On Saturday 7th March 2020, the tenth Open Data Day took place with people around the world organising over 300 events to celebrate, promote and spread the use of open data. Thanks to generous support from key funders, the Open Knowledge Foundation was able to support the running of more than 60 of these events via our mini-grants scheme.
On March 6th and 7th 2020, a significant conference took place in Moscow to mark Open Data Day. The conference brought together 576 participants and 78 speakers with different interests – data analytics, data science, data visualisation and data journalism. The event organisers were our NGO Infoculture and the Association of Data Market Participants.
The main topic of the programme was the restart of openness and the role of open data in modern Russia.
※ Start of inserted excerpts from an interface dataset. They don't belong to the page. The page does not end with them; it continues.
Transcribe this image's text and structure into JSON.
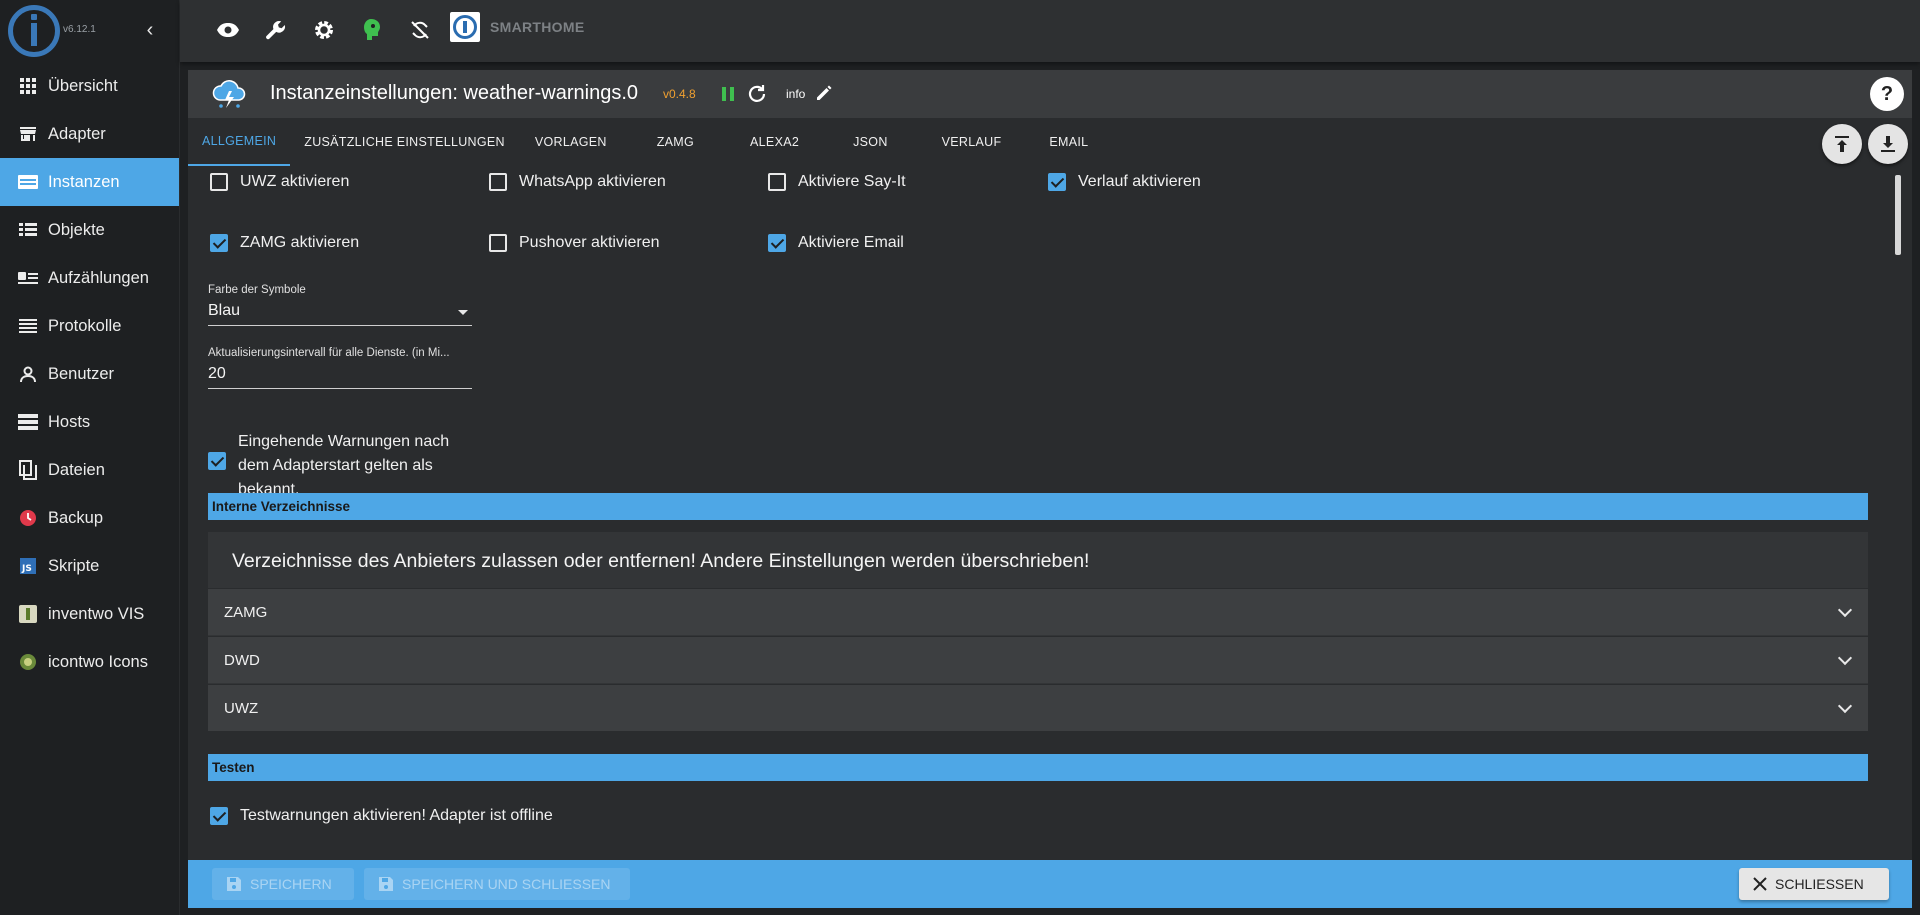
{
  "app": {
    "version": "v6.12.1",
    "brand_title": "SMARTHOME"
  },
  "sidebar": {
    "items": [
      {
        "label": "Übersicht",
        "icon": "grid-icon"
      },
      {
        "label": "Adapter",
        "icon": "store-icon"
      },
      {
        "label": "Instanzen",
        "icon": "instances-icon",
        "active": true
      },
      {
        "label": "Objekte",
        "icon": "list-icon"
      },
      {
        "label": "Aufzählungen",
        "icon": "enum-icon"
      },
      {
        "label": "Protokolle",
        "icon": "log-icon"
      },
      {
        "label": "Benutzer",
        "icon": "user-icon"
      },
      {
        "label": "Hosts",
        "icon": "hosts-icon"
      },
      {
        "label": "Dateien",
        "icon": "files-icon"
      },
      {
        "label": "Backup",
        "icon": "backup-icon"
      },
      {
        "label": "Skripte",
        "icon": "js-icon"
      },
      {
        "label": "inventwo VIS",
        "icon": "inventwo-icon"
      },
      {
        "label": "icontwo Icons",
        "icon": "icontwo-icon"
      }
    ]
  },
  "panel": {
    "title": "Instanzeinstellungen: weather-warnings.0",
    "version": "v0.4.8",
    "info": "info",
    "help": "?"
  },
  "tabs": [
    {
      "label": "ALLGEMEIN",
      "active": true
    },
    {
      "label": "ZUSÄTZLICHE EINSTELLUNGEN"
    },
    {
      "label": "VORLAGEN"
    },
    {
      "label": "ZAMG"
    },
    {
      "label": "ALEXA2"
    },
    {
      "label": "JSON"
    },
    {
      "label": "VERLAUF"
    },
    {
      "label": "EMAIL"
    }
  ],
  "settings": {
    "checkboxes": {
      "uwz": {
        "label": "UWZ aktivieren",
        "checked": false
      },
      "whatsapp": {
        "label": "WhatsApp aktivieren",
        "checked": false
      },
      "sayit": {
        "label": "Aktiviere Say-It",
        "checked": false
      },
      "verlauf": {
        "label": "Verlauf aktivieren",
        "checked": true
      },
      "zamg": {
        "label": "ZAMG aktivieren",
        "checked": true
      },
      "pushover": {
        "label": "Pushover aktivieren",
        "checked": false
      },
      "email": {
        "label": "Aktiviere Email",
        "checked": true
      }
    },
    "symbol_color": {
      "label": "Farbe der Symbole",
      "value": "Blau"
    },
    "interval": {
      "label": "Aktualisierungsintervall für alle Dienste. (in Mi...",
      "value": "20"
    },
    "known_warnings": {
      "label": "Eingehende Warnungen nach dem Adapterstart gelten als bekannt.",
      "checked": true
    }
  },
  "sections": {
    "internal": "Interne Verzeichnisse",
    "test": "Testen"
  },
  "directories": {
    "title": "Verzeichnisse des Anbieters zulassen oder entfernen! Andere Einstellungen werden überschrieben!",
    "items": [
      "ZAMG",
      "DWD",
      "UWZ"
    ]
  },
  "test": {
    "label": "Testwarnungen aktivieren! Adapter ist offline",
    "checked": true
  },
  "footer": {
    "save": "SPEICHERN",
    "save_close": "SPEICHERN UND SCHLIESSEN",
    "close": "SCHLIESSEN"
  },
  "colors": {
    "accent": "#4ea7e6",
    "version": "#f0a030",
    "status_green": "#3fbf4f"
  }
}
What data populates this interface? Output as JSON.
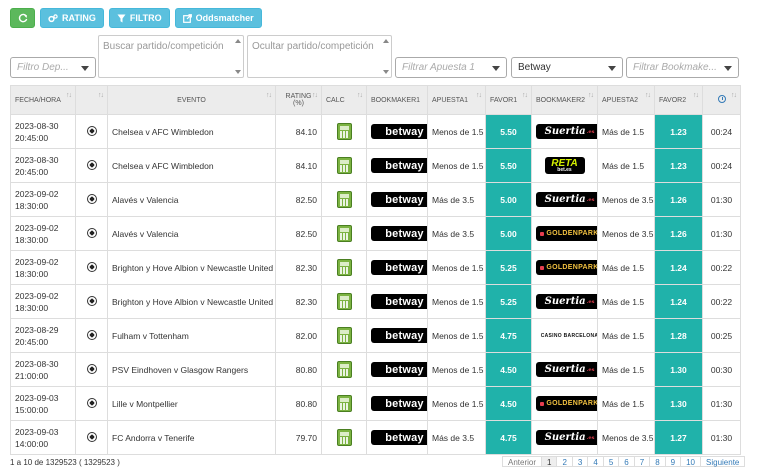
{
  "toolbar": {
    "refresh_icon": "refresh-icon",
    "rating_label": "RATING",
    "rating_icon": "gears-icon",
    "filtro_label": "FILTRO",
    "filtro_icon": "filter-icon",
    "oddsmatcher_label": "Oddsmatcher",
    "oddsmatcher_icon": "external-link-icon",
    "green": "#5cb85c",
    "blue": "#5bc0de"
  },
  "filters": {
    "deporte_placeholder": "Filtro Dep...",
    "buscar_placeholder": "Buscar partido/competición",
    "ocultar_placeholder": "Ocultar partido/competición",
    "apuesta_placeholder": "Filtrar Apuesta 1",
    "bookmaker1_value": "Betway",
    "bookmaker2_placeholder": "Filtrar Bookmake..."
  },
  "table": {
    "headers": {
      "fecha": "FECHA/HORA",
      "evento": "EVENTO",
      "rating": "RATING (%)",
      "calc": "CALC",
      "bookmaker1": "BOOKMAKER1",
      "apuesta1": "APUESTA1",
      "favor1": "FAVOR1",
      "bookmaker2": "BOOKMAKER2",
      "apuesta2": "APUESTA2",
      "favor2": "FAVOR2"
    },
    "favor_color": "#20b2aa",
    "rows": [
      {
        "date": "2023-08-30",
        "time": "20:45:00",
        "event": "Chelsea v AFC Wimbledon",
        "rating": "84.10",
        "bm1": "betway",
        "apuesta1": "Menos de 1.5",
        "favor1": "5.50",
        "bm2": "suertia",
        "apuesta2": "Más de 1.5",
        "favor2": "1.23",
        "countdown": "00:24"
      },
      {
        "date": "2023-08-30",
        "time": "20:45:00",
        "event": "Chelsea v AFC Wimbledon",
        "rating": "84.10",
        "bm1": "betway",
        "apuesta1": "Menos de 1.5",
        "favor1": "5.50",
        "bm2": "retabet",
        "apuesta2": "Más de 1.5",
        "favor2": "1.23",
        "countdown": "00:24"
      },
      {
        "date": "2023-09-02",
        "time": "18:30:00",
        "event": "Alavés v Valencia",
        "rating": "82.50",
        "bm1": "betway",
        "apuesta1": "Más de 3.5",
        "favor1": "5.00",
        "bm2": "suertia",
        "apuesta2": "Menos de 3.5",
        "favor2": "1.26",
        "countdown": "01:30"
      },
      {
        "date": "2023-09-02",
        "time": "18:30:00",
        "event": "Alavés v Valencia",
        "rating": "82.50",
        "bm1": "betway",
        "apuesta1": "Más de 3.5",
        "favor1": "5.00",
        "bm2": "goldenpark",
        "apuesta2": "Menos de 3.5",
        "favor2": "1.26",
        "countdown": "01:30"
      },
      {
        "date": "2023-09-02",
        "time": "18:30:00",
        "event": "Brighton y Hove Albion v Newcastle United",
        "rating": "82.30",
        "bm1": "betway",
        "apuesta1": "Menos de 1.5",
        "favor1": "5.25",
        "bm2": "goldenpark",
        "apuesta2": "Más de 1.5",
        "favor2": "1.24",
        "countdown": "00:22"
      },
      {
        "date": "2023-09-02",
        "time": "18:30:00",
        "event": "Brighton y Hove Albion v Newcastle United",
        "rating": "82.30",
        "bm1": "betway",
        "apuesta1": "Menos de 1.5",
        "favor1": "5.25",
        "bm2": "suertia",
        "apuesta2": "Más de 1.5",
        "favor2": "1.24",
        "countdown": "00:22"
      },
      {
        "date": "2023-08-29",
        "time": "20:45:00",
        "event": "Fulham v Tottenham",
        "rating": "82.00",
        "bm1": "betway",
        "apuesta1": "Menos de 1.5",
        "favor1": "4.75",
        "bm2": "casino",
        "apuesta2": "Más de 1.5",
        "favor2": "1.28",
        "countdown": "00:25"
      },
      {
        "date": "2023-08-30",
        "time": "21:00:00",
        "event": "PSV Eindhoven v Glasgow Rangers",
        "rating": "80.80",
        "bm1": "betway",
        "apuesta1": "Menos de 1.5",
        "favor1": "4.50",
        "bm2": "suertia",
        "apuesta2": "Más de 1.5",
        "favor2": "1.30",
        "countdown": "00:30"
      },
      {
        "date": "2023-09-03",
        "time": "15:00:00",
        "event": "Lille v Montpellier",
        "rating": "80.80",
        "bm1": "betway",
        "apuesta1": "Menos de 1.5",
        "favor1": "4.50",
        "bm2": "goldenpark",
        "apuesta2": "Más de 1.5",
        "favor2": "1.30",
        "countdown": "01:30"
      },
      {
        "date": "2023-09-03",
        "time": "14:00:00",
        "event": "FC Andorra v Tenerife",
        "rating": "79.70",
        "bm1": "betway",
        "apuesta1": "Más de 3.5",
        "favor1": "4.75",
        "bm2": "suertia",
        "apuesta2": "Menos de 3.5",
        "favor2": "1.27",
        "countdown": "01:30"
      }
    ]
  },
  "logos": {
    "betway": {
      "text": "betway"
    },
    "suertia": {
      "text": "Suertia",
      "suffix": ".es"
    },
    "goldenpark": {
      "text": "GOLDENPARK"
    },
    "retabet": {
      "text": "RETA",
      "suffix": "bet.es"
    },
    "casino": {
      "text": "CASINO BARCELONA"
    }
  },
  "footer": {
    "info": "1 a 10 de 1329523 ( 1329523 )",
    "prev": "Anterior",
    "pages": [
      "1",
      "2",
      "3",
      "4",
      "5",
      "6",
      "7",
      "8",
      "9",
      "10"
    ],
    "next": "Siguiente"
  }
}
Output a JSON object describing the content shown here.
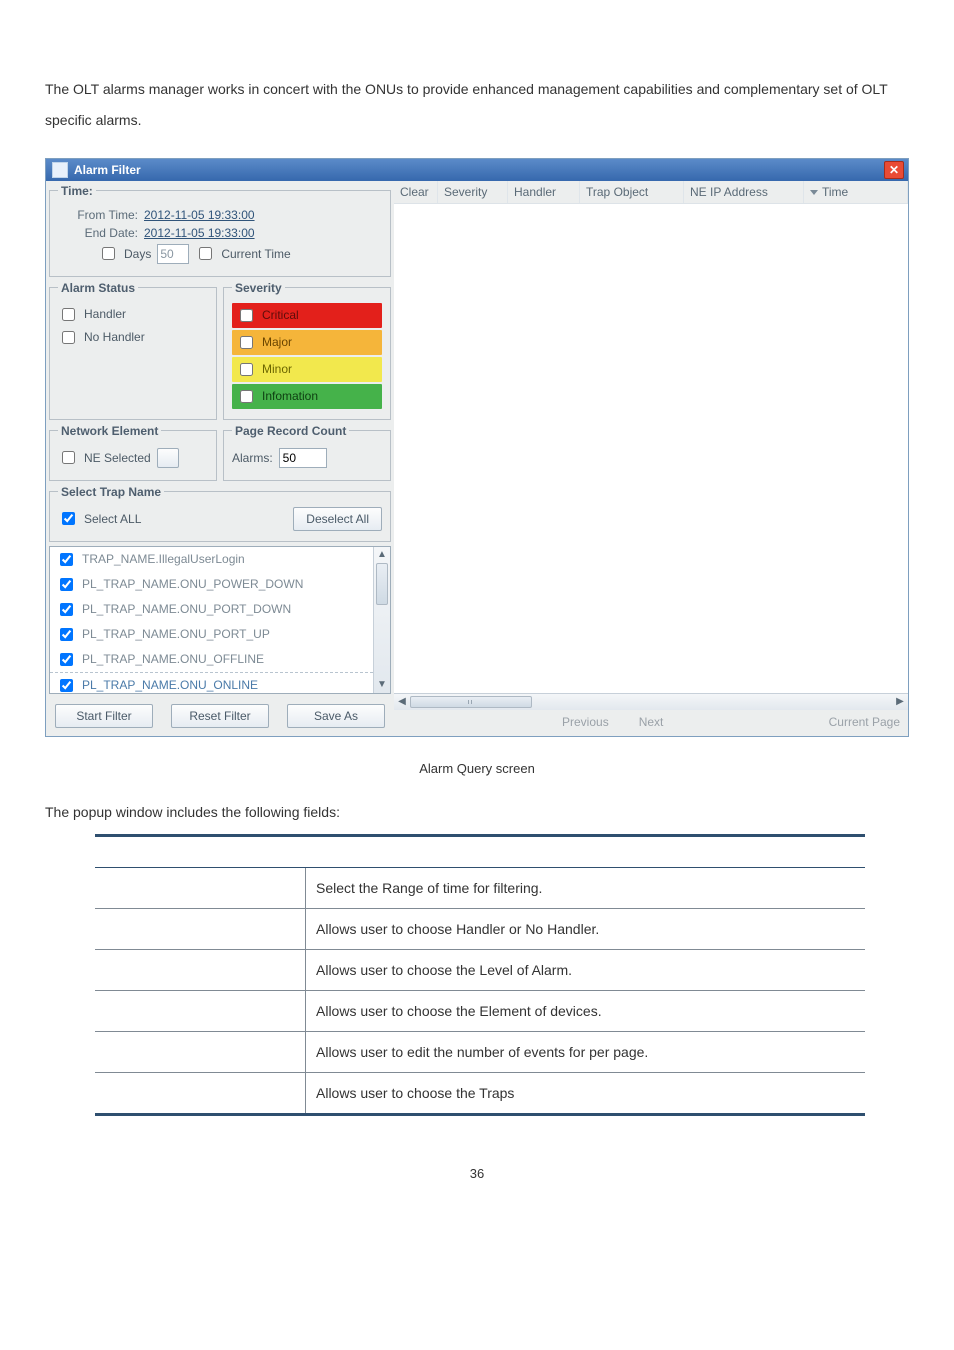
{
  "intro": "The OLT alarms manager works in concert with the ONUs to provide enhanced management capabilities and complementary set of OLT specific alarms.",
  "dialog": {
    "title": "Alarm Filter",
    "timeGroup": {
      "legend": "Time:",
      "fromLabel": "From Time:",
      "fromValue": "2012-11-05 19:33:00",
      "endLabel": "End Date:",
      "endValue": "2012-11-05 19:33:00",
      "daysLabel": "Days",
      "daysValue": "50",
      "currentTimeLabel": "Current Time"
    },
    "alarmStatus": {
      "legend": "Alarm Status",
      "handler": "Handler",
      "noHandler": "No Handler"
    },
    "severity": {
      "legend": "Severity",
      "critical": "Critical",
      "major": "Major",
      "minor": "Minor",
      "info": "Infomation"
    },
    "networkElement": {
      "legend": "Network Element",
      "neSelected": "NE Selected"
    },
    "pageRecord": {
      "legend": "Page Record Count",
      "alarmsLabel": "Alarms:",
      "alarmsValue": "50"
    },
    "selectTrap": {
      "legend": "Select Trap Name",
      "selectAll": "Select ALL",
      "deselect": "Deselect All",
      "items": [
        "TRAP_NAME.IllegalUserLogin",
        "PL_TRAP_NAME.ONU_POWER_DOWN",
        "PL_TRAP_NAME.ONU_PORT_DOWN",
        "PL_TRAP_NAME.ONU_PORT_UP",
        "PL_TRAP_NAME.ONU_OFFLINE",
        "PL_TRAP_NAME.ONU_ONLINE"
      ]
    },
    "buttons": {
      "start": "Start Filter",
      "reset": "Reset Filter",
      "save": "Save As"
    },
    "columns": {
      "clear": "Clear",
      "severity": "Severity",
      "handler": "Handler",
      "trap": "Trap Object",
      "neip": "NE IP Address",
      "time": "Time"
    },
    "pager": {
      "prev": "Previous",
      "next": "Next",
      "current": "Current Page"
    }
  },
  "caption": "Alarm Query screen",
  "lead": "The popup window includes the following fields:",
  "descTable": {
    "rows": [
      {
        "k": "",
        "v": "Select the Range of time for filtering."
      },
      {
        "k": "",
        "v": "Allows user to choose Handler or No Handler."
      },
      {
        "k": "",
        "v": "Allows user to choose the Level of Alarm."
      },
      {
        "k": "",
        "v": "Allows user to choose the Element of devices."
      },
      {
        "k": "",
        "v": "Allows user to edit the number of events for per page."
      },
      {
        "k": "",
        "v": "Allows user to choose the Traps"
      }
    ]
  },
  "pageNumber": "36"
}
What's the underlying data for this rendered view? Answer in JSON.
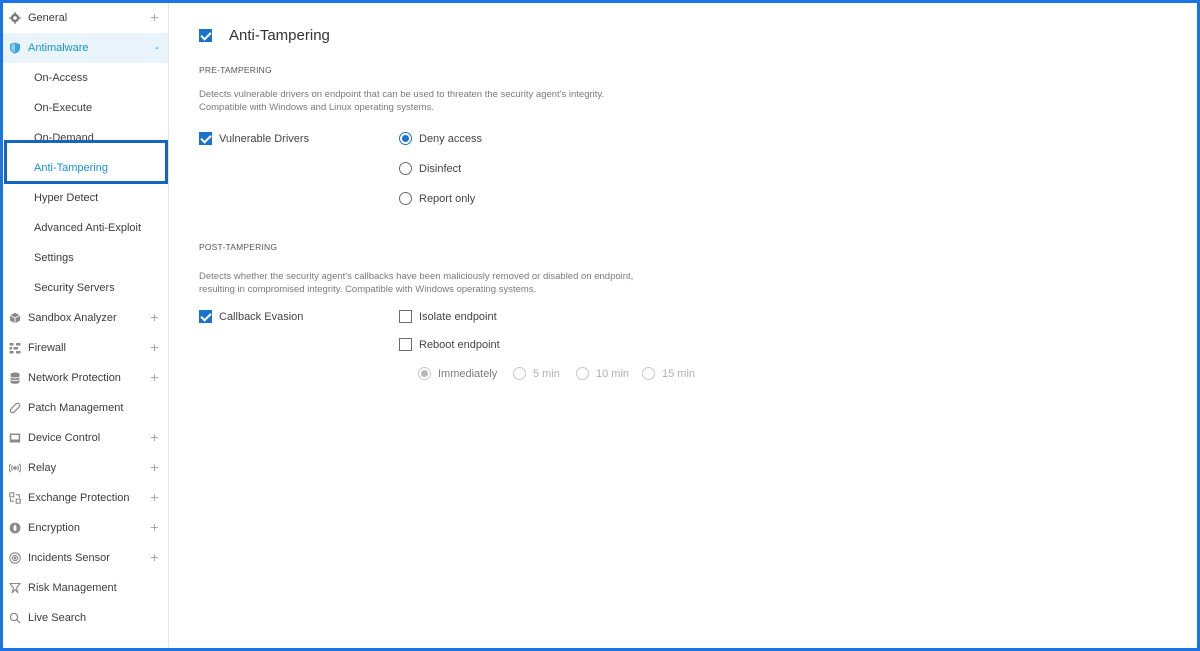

One of the guests was Alexey Kudrin, Chairman of the Accounts Chamber of the Russian Federation, who greeted the participants and emphasised the importance of citizens’ access to truthful and objective information and data.
The programme included 24 different discussions, workshops and case studies around important topics:
- How open public finances should be organised
- Why business and citizens need access to data from the government information systems
- How open data supports the work of socially-oriented NGOs
- The future of geospatial data in Russia
- How to research with open data the life quality in Russian cities
- Best practices of data-driven newsrooms in the Russian media
- Best cases in data design and visualisation
- Several workshops on data analysis, e.g. COVID-19: How to model the spread of the coronavirus?
Thanks to the support of the Open Knowledge Foundation, InfoCulture compensated for the travel and accommodation of three speakers from different cities of Russia. We were also happy that there were several award ceremonies during our Open Data Day conference:
- InfoCulture announced the winners of the first micro-grants programme for the support of projects based on open data and open source code
- The winners of the first All-Russian Data-Visualisation Award were also announced. The participants could watch an exhibition of the best infographics and visualisation works during two days of the conference
From this experience, we see how the open data community in Russia is expanding and becoming more developed year after year. We are confident that future Open Data Days will help us to synchronise the agenda, and also record and celebrate the success of the Russian open data community.